Political posters in Central and Eastern Europe
J. Aulich and M. Sylvestrova; Manchester University Press (1999); available from Politico's Bookstore; 227 pages, 476 color and b/w illustrations; 22 x 28 cm; hardcover ISBN 0-7190-5418-4, softcover ISBN 0-7190-5419-2; in english; GBP 15.99 (about 24 USD)
Cover from a 1976 poster by Miron Lukianov and Leonid Nepomniashchii
|Marta Sylvestrova||James Aulich|
This book, and the accompanying exhibitions at the Moravian Gallery in Brno (CZ)
and the Imperial War Museum in London (GB) is the culmination of a five year research effort initiated
by James Aulich, a Senior Lecturer in the History of Art and Design at Manchester University.
He was soon joined by Marta Sylvestrova, Curator of the poster collection at the Moravian Gallery in Brno, Czech Republic, who's longtime connections with poster designers all over the world proved to be indispensable for the necessary field work which took her to Moscow, St. Petersburg, Kiev, Ljubljana, Zagreb, Bratislava, Cluj, Lodz, Pecs, Rostock, Tallin, Timisoara, Wroclaw, Berlin, Riga, Vilnius, Bucharest, Warsaw, Poznan, Budapest, Minsk and Prague. Although rewarding, it was hard work: The one trip on which I accompanied Marta, to Bucharest in 1994, would alone fill the lifetime adventure budget of most people I know.
This work has historic significance, and the authors have my highest admiration for their tenacity to document a part of our cultural heritage that is disappearing fast, for various reasons. Many of the institutions that kept posters during the Cold War have vanished, or have destroyed their holdings before their commercial value was realized, and many poster designers prefer to forget their political works, together with the hard times and difficult personal situations during which they were made.
Westerners usually have no idea what it meant to live under a communist regime, and are unfamiliar with its customs, ceremonies, cults, written and unwritten rules, and lies. An explanation or interpretation of most posters and their background is therefore essential, and fortunately, the authors have done just that, on a level of detail that I have not seen in any other publication, with ample and well referenced quotes, supplemented with photographs that capture the spirit of the times.
The posters presented in the book were selected to show a wide geographical, artistic and thematic diversity, and cover the time from 1945 to 1995, although production of political posters after the end of the communist era in 1990 decreased drastically. Shown below is one example from each chapter of the book:
The exhibition in Brno included more posters than could be shown in the book, and all of course in color, while about half of the illustrations in the book are just in black and white, a major disappointement for me:

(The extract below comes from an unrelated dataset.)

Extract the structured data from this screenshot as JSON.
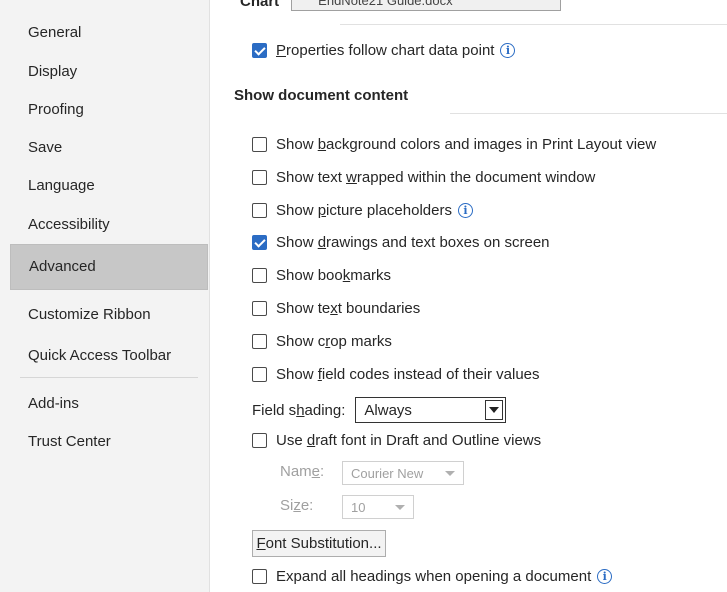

The conclusion of the project was celebrated in a symposium in Brno, in November 1999, whose proceedings will be published shortly, and here are pictures of some of the people who contributed to this vast undertaking, in one way or another:
Signs of the times, web site of the project
Review of the exhibition by J. Aulich
Description of book by Manchester University Press
home more reviews page last revised on January 10, 2001 / this section is part of Rene Wanner's Poster Page /